Static analysis and Orthotic correction (shoe inserts)  is a common treatment for plantar pain. Traditional approaches to heel pain have come up short fully addressing plantar pain. It’s been brought to my attention that much of the chiropractic (and physical therapy) profession is unaware of the rehab renaissance occurring. Functional movement analysis has allowed those who utilize it to find faulty movement patterns as well as muscle imbalances that are the underlying causes of dysfunction. The work of Janda, Liebenson, and Cook have provided us with screening tests that gauge the “quality” of movement and identify areas of overuse; thereby identifying underlying causes of injury(2).
A staple of the functional testing is the squat, in its performance we sometimes note the subject’s heels lifting off as the squat gets deeper.  This would be indicative of calf/ankle hypo-mobility. Having the patient repeat the squat with the heels in the elevated position and having them perform it with greater competency would further validate calf and foot shortening.  If you cannot deep squat, it may be because of your ankle mobility and that in turn is a major underlying reason your heel hurts!
Plantar fasciitis is surely a musculo-skeletal issue. Let’s investigate the work of Tom Myers “Anatomy Trains” to see what else may be associated with the chain of soft tissue(muscle/ ligament/ tendon) known as the plantar aponeurosis.

As we can see from the illustration above, there is a long track of fibrous tissue that runs contiguously from the plantar aspect of the foot to the top of the skull; therefore shortening  the muscle along the superficial back line would shorten the continuous chain of connective tissue-in other words not only are bones connected to bones, but muscles are connected to muscles. Tightness in one muscle can and will affect other muscles along the same line.  In my own clinical experience as well as medical literature, shortened calf/ heel chords are commonly noted in cases of plantar fasciitis (3). While almost everyone knows how to isolate the Gastrocs calf group, affecting the Soleus calf group seems to elude both patient and doctor.  Most patients that present to my office with a plantar pain issue have NOT been shown this simple and ultimately effective move. Feel free to contact us for assistance in performing the Soleus mobility drill.

When treating movement related conditions it's best to use everything available.
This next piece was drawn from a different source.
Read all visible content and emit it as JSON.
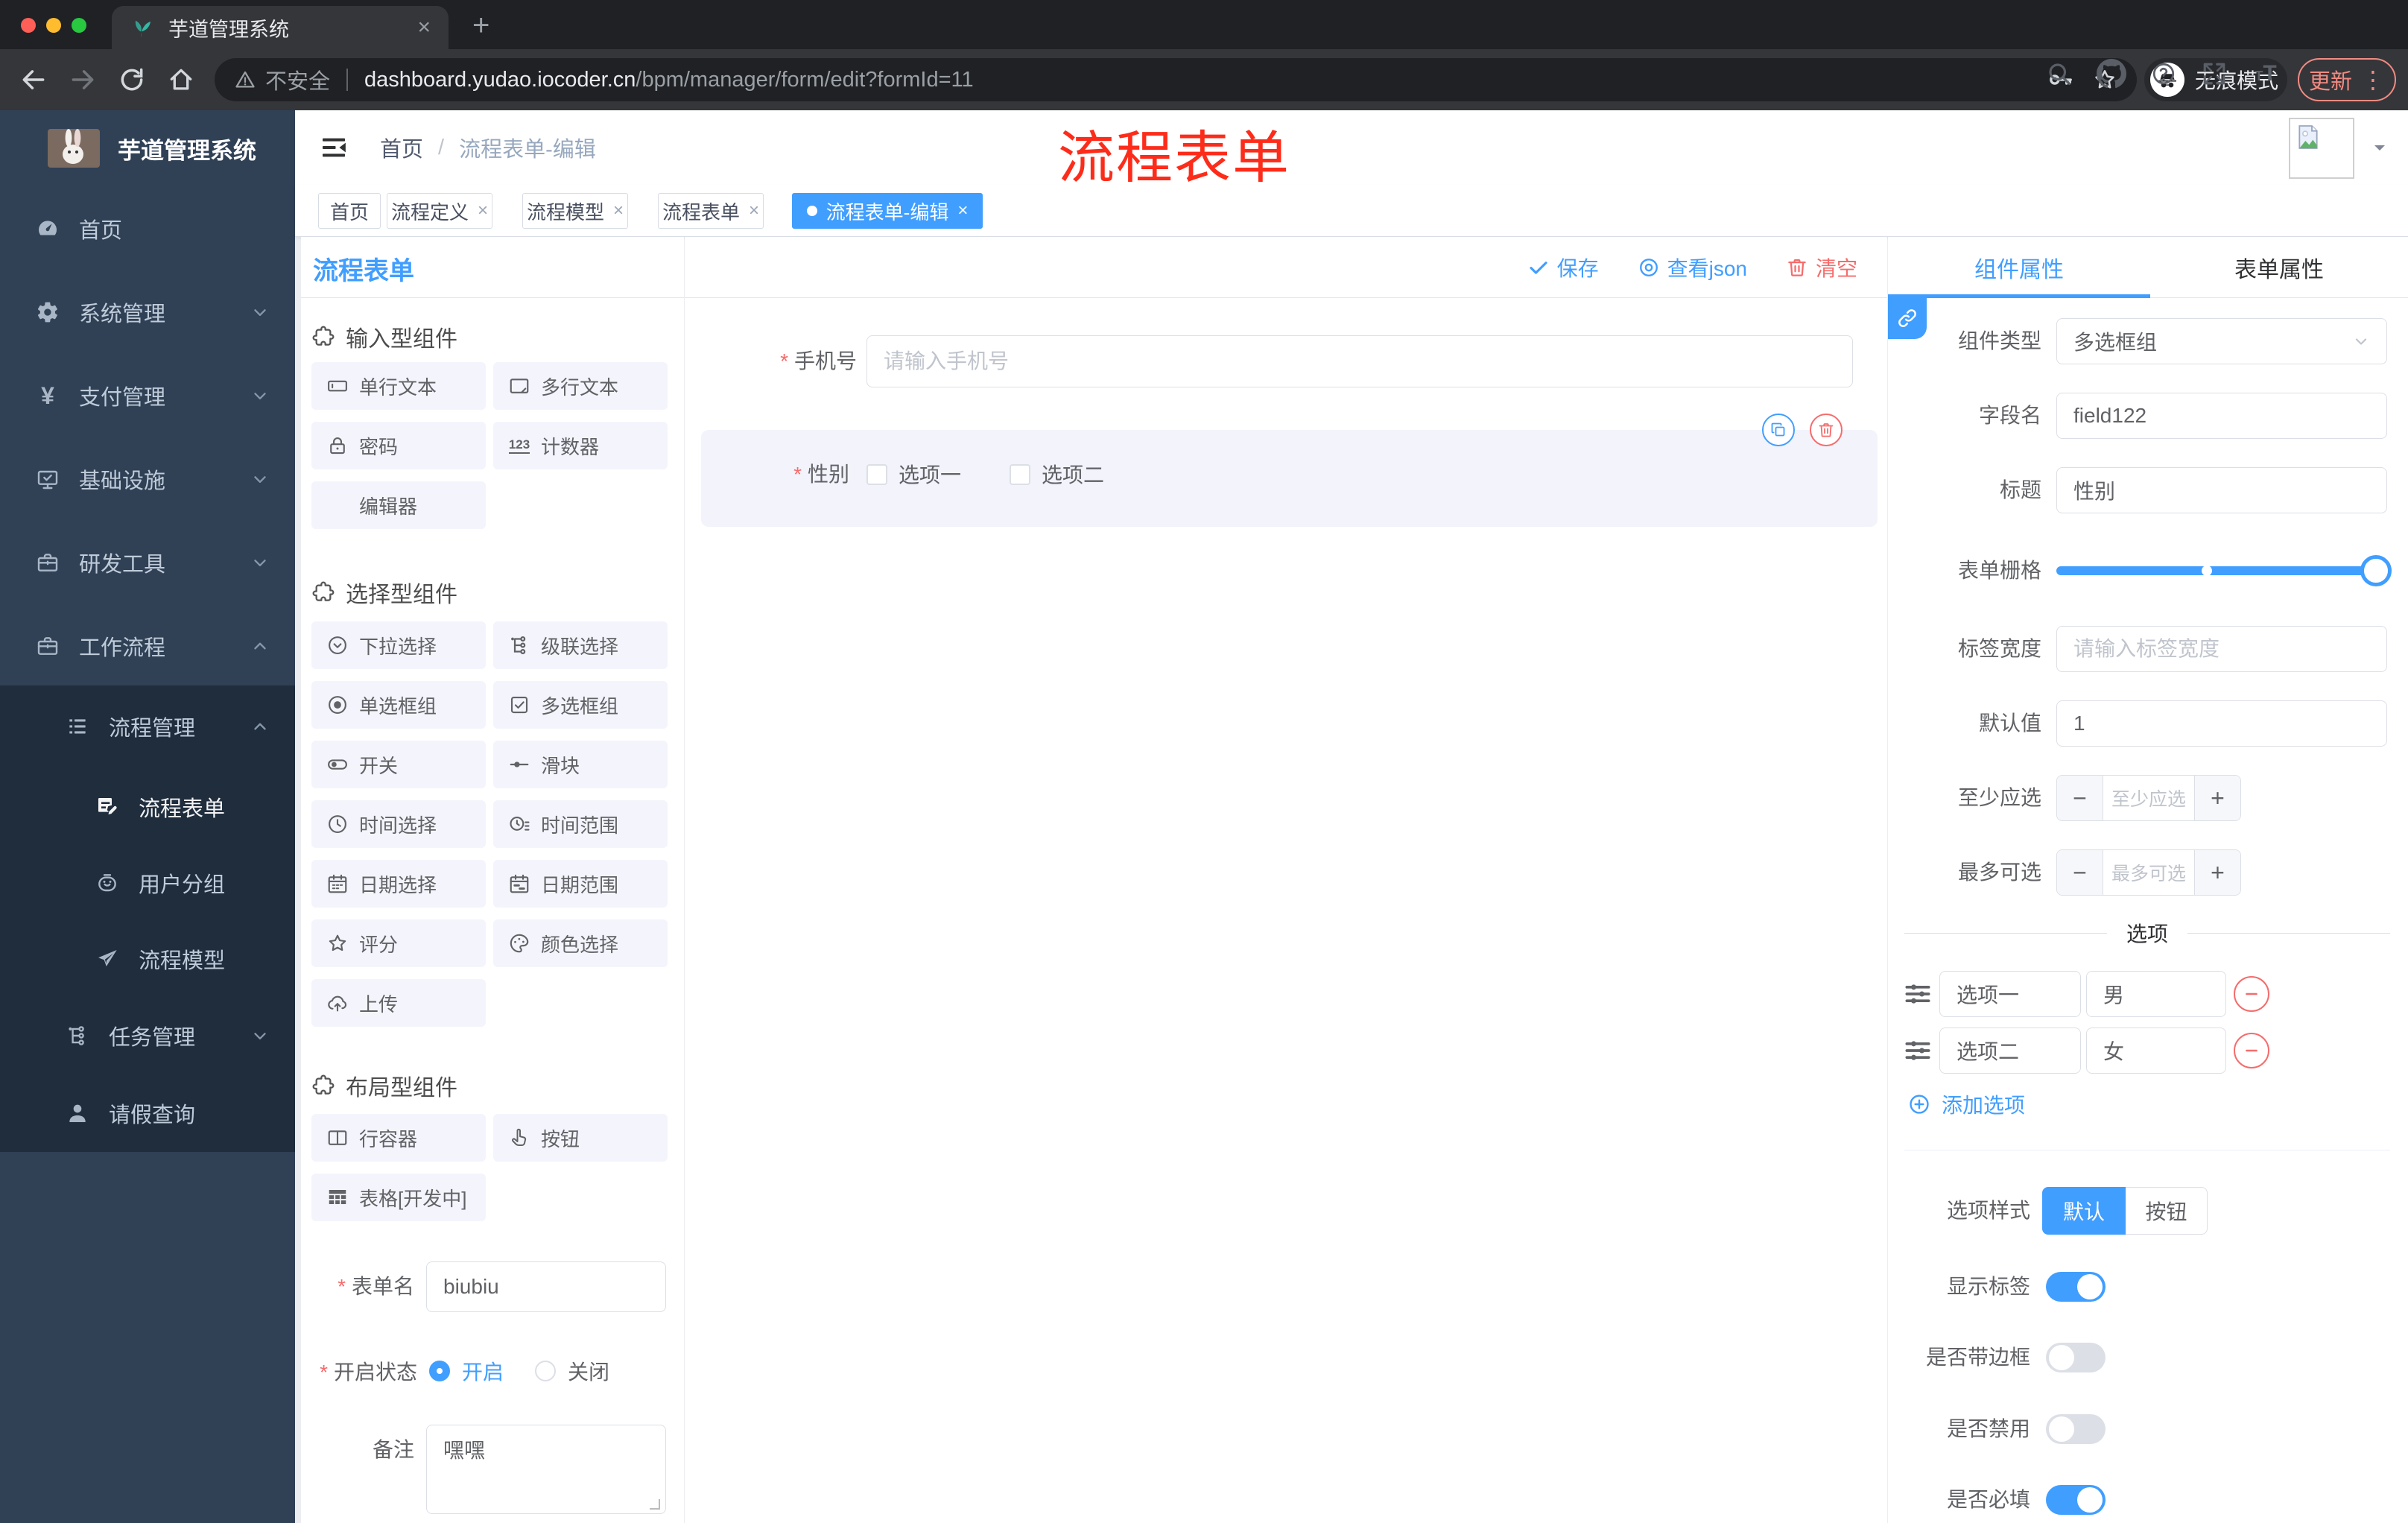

Massage, Release technique, avoidance strategies, mobility drills and strengthening rehab procedures. Restoring the amount the ankle can bend upwards (dorsiflexion) is a primary goal.  Muscle energy techniques (contract/relax stretching) should also play an integral role in the muscles situated along the superficial back line as well as any tight/ overactive muscle groups. Restoring ankle Dorsiflexion through joint mobilization (Cook’s tall half kneel) of the ankle in addition to manipulation of the ankle joint will also aid in restoring proper biomechanics. Finally we need to address foot stability, as Boyle’s joint by joint approach(4) tells us, it’s an area designed for that role. 
Self care and long range goals should include activities that would affect the superficial back line (Yoga). Finally, sparing strategies cannot be ignored, as self care will move the patient towards independence in their favorite activities. There is a wealth of tools and techniques available to us, and as my father the carpenter often told me “the right tool at the right time results in the best job”.
Correct form for the tall half kneel.

1. Ranawat, Chitranjan S., and Rock G. Positano. Disorders of the Heel, Rearfoot, and Ankle. New York: Churchill Livingstone, 1999. Print.

2. Page, Phillip. "3; Chain Reaction." Assessment and Treatment of Muscle Imbalance The Janda Approach. N.p.: n.p., n.d. N. pag. Print.

3. Garrett, T., and Pj Neibert. "The Effectiveness of a Gastrocnemius-soleus Stretching Program as a Therapeutic Treatment of Plantar Fasciitis." Journal of Sports Rehabilitation 12th ser. 22.308 (2013): n. pag. Web.

4. Boyle, Michael, Mark Verstegen, and Alwyn Cosgrove. Advanced in Functional Training: Training Techniques for Coaches, Personal Trainers and Athletes. Santa Cruz, CA: On Target Publications, 2010. Print.